### What you will do
Whenever a line of the entries below holds the string "Locks", copy that line and return it.

START Material for this exercise

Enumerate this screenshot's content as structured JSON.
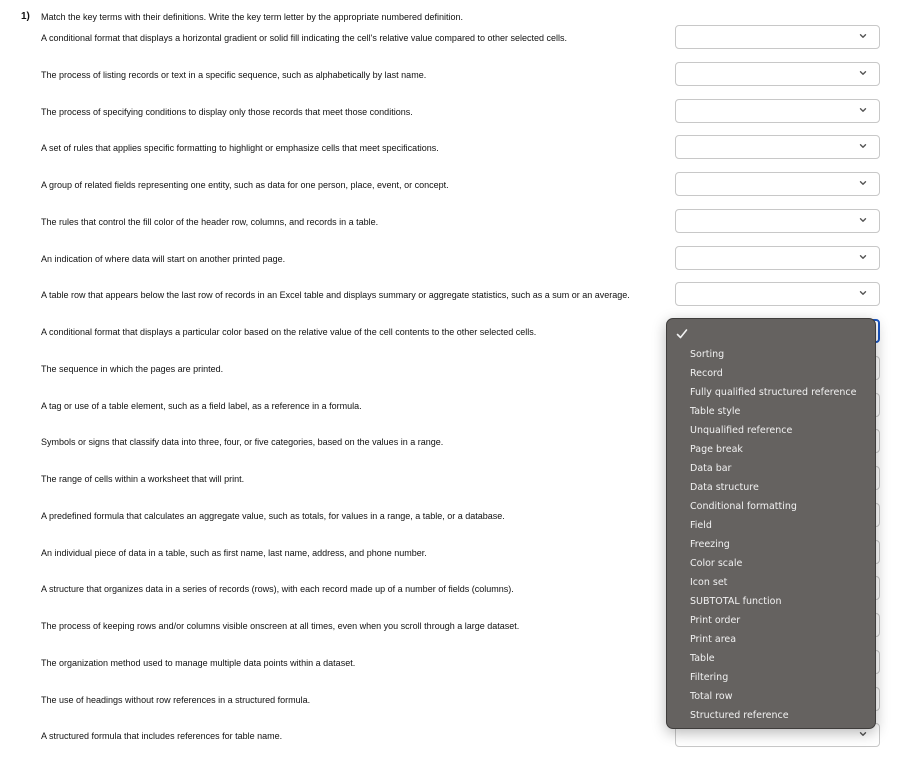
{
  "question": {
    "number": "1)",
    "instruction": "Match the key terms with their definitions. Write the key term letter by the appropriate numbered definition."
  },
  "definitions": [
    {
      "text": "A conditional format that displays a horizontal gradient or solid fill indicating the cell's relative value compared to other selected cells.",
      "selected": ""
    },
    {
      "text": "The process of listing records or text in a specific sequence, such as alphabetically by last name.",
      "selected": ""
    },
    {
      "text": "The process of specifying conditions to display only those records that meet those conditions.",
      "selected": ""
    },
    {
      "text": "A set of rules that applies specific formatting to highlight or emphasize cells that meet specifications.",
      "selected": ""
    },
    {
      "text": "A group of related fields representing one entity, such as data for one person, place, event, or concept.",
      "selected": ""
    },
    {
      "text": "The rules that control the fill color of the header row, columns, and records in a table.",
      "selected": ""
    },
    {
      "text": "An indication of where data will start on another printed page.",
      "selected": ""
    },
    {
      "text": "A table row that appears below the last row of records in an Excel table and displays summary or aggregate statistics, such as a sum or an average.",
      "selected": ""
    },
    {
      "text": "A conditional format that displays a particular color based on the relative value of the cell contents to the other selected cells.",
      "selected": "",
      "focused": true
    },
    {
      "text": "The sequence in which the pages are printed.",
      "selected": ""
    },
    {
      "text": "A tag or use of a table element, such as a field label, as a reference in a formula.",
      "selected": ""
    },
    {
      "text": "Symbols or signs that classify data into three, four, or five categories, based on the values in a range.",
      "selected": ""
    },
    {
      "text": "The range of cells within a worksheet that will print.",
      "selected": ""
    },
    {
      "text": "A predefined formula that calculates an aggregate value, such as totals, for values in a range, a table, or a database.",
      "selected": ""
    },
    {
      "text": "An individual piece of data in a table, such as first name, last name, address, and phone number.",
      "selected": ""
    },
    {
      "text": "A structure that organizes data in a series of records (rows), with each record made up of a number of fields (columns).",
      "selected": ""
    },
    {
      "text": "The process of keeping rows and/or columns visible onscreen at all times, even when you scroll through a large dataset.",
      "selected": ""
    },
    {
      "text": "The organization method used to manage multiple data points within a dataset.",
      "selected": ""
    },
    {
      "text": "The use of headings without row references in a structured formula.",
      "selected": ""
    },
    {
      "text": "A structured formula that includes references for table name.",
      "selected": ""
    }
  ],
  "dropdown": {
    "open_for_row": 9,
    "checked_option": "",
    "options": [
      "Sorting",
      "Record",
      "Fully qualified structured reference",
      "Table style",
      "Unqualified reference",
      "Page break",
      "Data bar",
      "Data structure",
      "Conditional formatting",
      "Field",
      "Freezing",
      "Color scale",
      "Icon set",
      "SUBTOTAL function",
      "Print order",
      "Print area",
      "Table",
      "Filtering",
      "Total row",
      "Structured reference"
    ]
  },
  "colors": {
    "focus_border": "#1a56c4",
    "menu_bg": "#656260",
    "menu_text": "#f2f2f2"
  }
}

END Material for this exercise
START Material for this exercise

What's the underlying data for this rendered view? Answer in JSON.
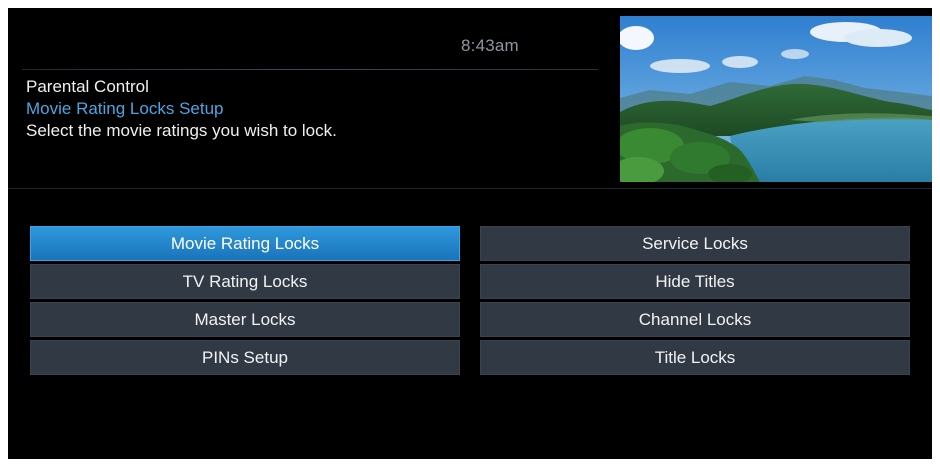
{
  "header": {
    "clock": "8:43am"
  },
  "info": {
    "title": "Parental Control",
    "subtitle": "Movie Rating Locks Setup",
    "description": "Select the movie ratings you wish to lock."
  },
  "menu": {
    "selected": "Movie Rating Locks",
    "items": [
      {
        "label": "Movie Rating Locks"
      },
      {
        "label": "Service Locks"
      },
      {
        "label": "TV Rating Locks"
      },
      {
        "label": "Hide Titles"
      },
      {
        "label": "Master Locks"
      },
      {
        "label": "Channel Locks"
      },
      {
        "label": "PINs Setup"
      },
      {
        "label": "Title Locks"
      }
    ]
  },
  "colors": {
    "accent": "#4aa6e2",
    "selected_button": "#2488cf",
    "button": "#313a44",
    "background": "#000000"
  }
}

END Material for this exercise

### Your response
    "subtitle": "Movie Rating Locks Setup",
    "selected": "Movie Rating Locks",
        "label": "Movie Rating Locks"
        "label": "Service Locks"
        "label": "TV Rating Locks"
        "label": "Master Locks"
        "label": "Channel Locks"
        "label": "Title Locks"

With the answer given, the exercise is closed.